There are lots of good boys out there, and it’s clear that this one is one of the goodest. Instead of flowers, people bring sticks to this dog’s grave, and nobody has the heart to remove them, so the pile just grows and grows.
The dog’s name is Rex, which we think is one of the classic dog names, up there with Spot. What could this dog have done to deserve such an esteemed statue of himself? Did he save lives? Was he a search and rescue dog? Maybe he was just that great to be around.
Something to Stand Out
We're trying to figure out why this person had his tombstone look like a couple of papers and a paperclip, but we can't come up with a good reason. Maybe he just really liked paperclips. If you're wondering, the Dutch sentence at the bottom says, “The happiness only lasted for a while,” likely meaning his time with his loved ones.

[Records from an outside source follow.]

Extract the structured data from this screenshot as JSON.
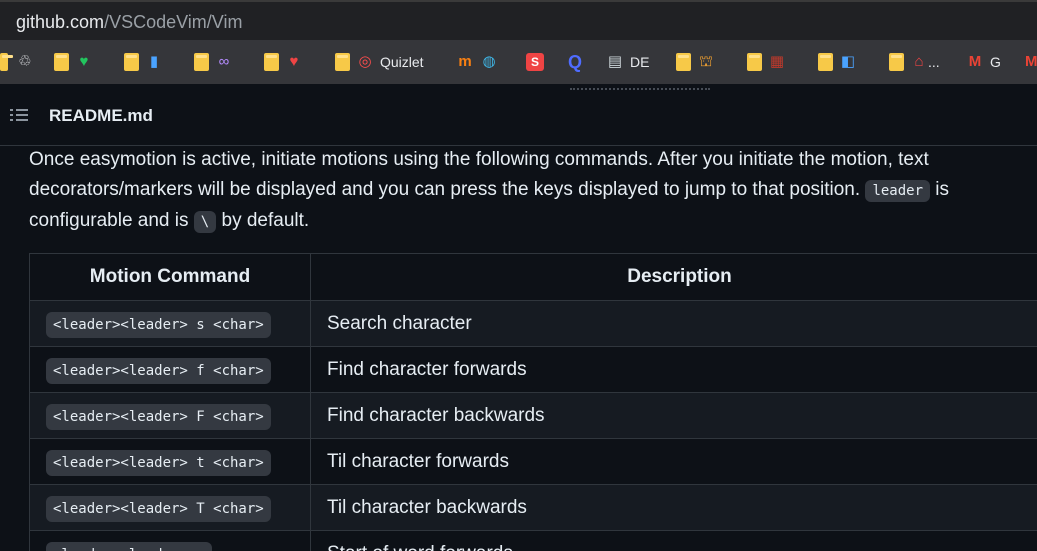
{
  "browser": {
    "url_host": "github.com",
    "url_path": "/VSCodeVim/Vim",
    "bookmarks": [
      {
        "type": "icon",
        "icon": "recycle-icon",
        "glyph": "♲",
        "color": "#e8eaed"
      },
      {
        "type": "folder-icon",
        "icon": "heart-green-icon",
        "glyph": "♥",
        "color": "#22c55e"
      },
      {
        "type": "folder-icon",
        "icon": "phone-icon",
        "glyph": "▮",
        "color": "#4aa3ff"
      },
      {
        "type": "folder-icon",
        "icon": "infinity-icon",
        "glyph": "∞",
        "color": "#b58cff"
      },
      {
        "type": "folder-icon",
        "icon": "heart-red-icon",
        "glyph": "♥",
        "color": "#ef4444"
      },
      {
        "type": "folder-icon",
        "icon": "quizlet-icon",
        "glyph": "◎",
        "color": "#ff4d4d",
        "label": "Quizlet"
      },
      {
        "type": "icon",
        "icon": "moodle-icon",
        "glyph": "m",
        "color": "#f98012"
      },
      {
        "type": "icon",
        "icon": "globe-icon",
        "glyph": "◍",
        "color": "#3fb6e6"
      },
      {
        "type": "icon",
        "icon": "red-badge-icon",
        "glyph": "S",
        "color": "#ef4444"
      },
      {
        "type": "icon",
        "icon": "q-icon",
        "glyph": "Q",
        "color": "#4f6cff"
      },
      {
        "type": "icon",
        "icon": "doc-icon",
        "glyph": "▤",
        "color": "#cfd8dc",
        "label": "DE"
      },
      {
        "type": "folder-icon",
        "icon": "crane-icon",
        "glyph": "⛫",
        "color": "#f0a030"
      },
      {
        "type": "folder-icon",
        "icon": "abacus-icon",
        "glyph": "▦",
        "color": "#c0392b"
      },
      {
        "type": "folder-icon",
        "icon": "backpack-icon",
        "glyph": "◧",
        "color": "#4aa3ff"
      },
      {
        "type": "folder-icon",
        "icon": "house-icon",
        "glyph": "⌂",
        "color": "#ef4444",
        "label": "..."
      },
      {
        "type": "icon",
        "icon": "gmail-icon",
        "glyph": "M",
        "color": "#ea4335",
        "label": "G"
      },
      {
        "type": "icon",
        "icon": "gmail-icon-2",
        "glyph": "M",
        "color": "#ea4335"
      }
    ]
  },
  "readme": {
    "title": "README.md"
  },
  "paragraph": {
    "part1": "Once easymotion is active, initiate motions using the following commands. After you initiate the motion, text decorators/markers will be displayed and you can press the keys displayed to jump to that position. ",
    "code1": "leader",
    "part2": " is configurable and is ",
    "code2": "\\",
    "part3": " by default."
  },
  "table": {
    "headers": [
      "Motion Command",
      "Description"
    ],
    "rows": [
      {
        "cmd": "<leader><leader> s <char>",
        "desc": "Search character"
      },
      {
        "cmd": "<leader><leader> f <char>",
        "desc": "Find character forwards"
      },
      {
        "cmd": "<leader><leader> F <char>",
        "desc": "Find character backwards"
      },
      {
        "cmd": "<leader><leader> t <char>",
        "desc": "Til character forwards"
      },
      {
        "cmd": "<leader><leader> T <char>",
        "desc": "Til character backwards"
      },
      {
        "cmd": "<leader><leader> w",
        "desc": "Start of word forwards"
      }
    ]
  }
}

As far as we can tell, there's no reason for Gert de Kooter to demand a headstone like this one other than to have something a little different in the graveyard. You do you, Gert.

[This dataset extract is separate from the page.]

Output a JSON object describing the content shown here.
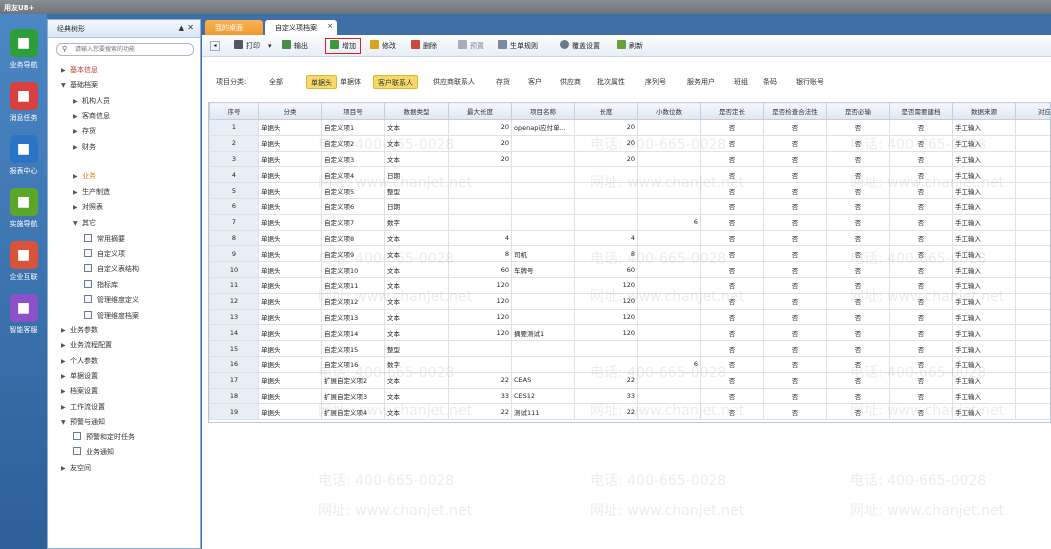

There Are Always Bad Names
Plenty of kids have goofy names they'll blame their parents on once they grow up. Probably while in therapy. But this didn't start in the twenty-first century, as this headstone can attest. A family with the last name "York" thought it would be a gas to name their son “New,” and nobody stopped them.
New York had to go through eighty-two years of life with that kind of name. It's possible he changed his name to this, but we can't think of any reason why, unless he was some kind of performer, and you'd think the headstone would mention that.
Well, You Don't Have to Tell Everybody
That's right. If you can't find a way to afford a headstone, a graveyard will tell everyone you didn't invest properly. No, we kid, we kid – this is clearly the name of a family that has yet to pass on, so it's blank for now.
This might be a larger family plot since that headstone on the left also bears the name "Poor." These poor, poor people will eventually have to take their place in the ground just like the rest of us, but until then, they leave a somewhat chuckle-worthy headstone for others to puzzle over.
The Hypochondriac's Creed
After forty-seven years, Helen Linley was the expert on her body. She'd gone through illnesses and diseases, maybe broken bones or other trips to the emergency room, and she was pretty certain she was sick. And look at that, she was. Pretty darn sick, in fact.
She decided the best way to have the last laugh over the people who didn't believe her was to add that fact to her headstone to ensure everyone who visits her remembers that they didn't trust her intuition. The next time you hear someone say she might be sick, give it a second thought.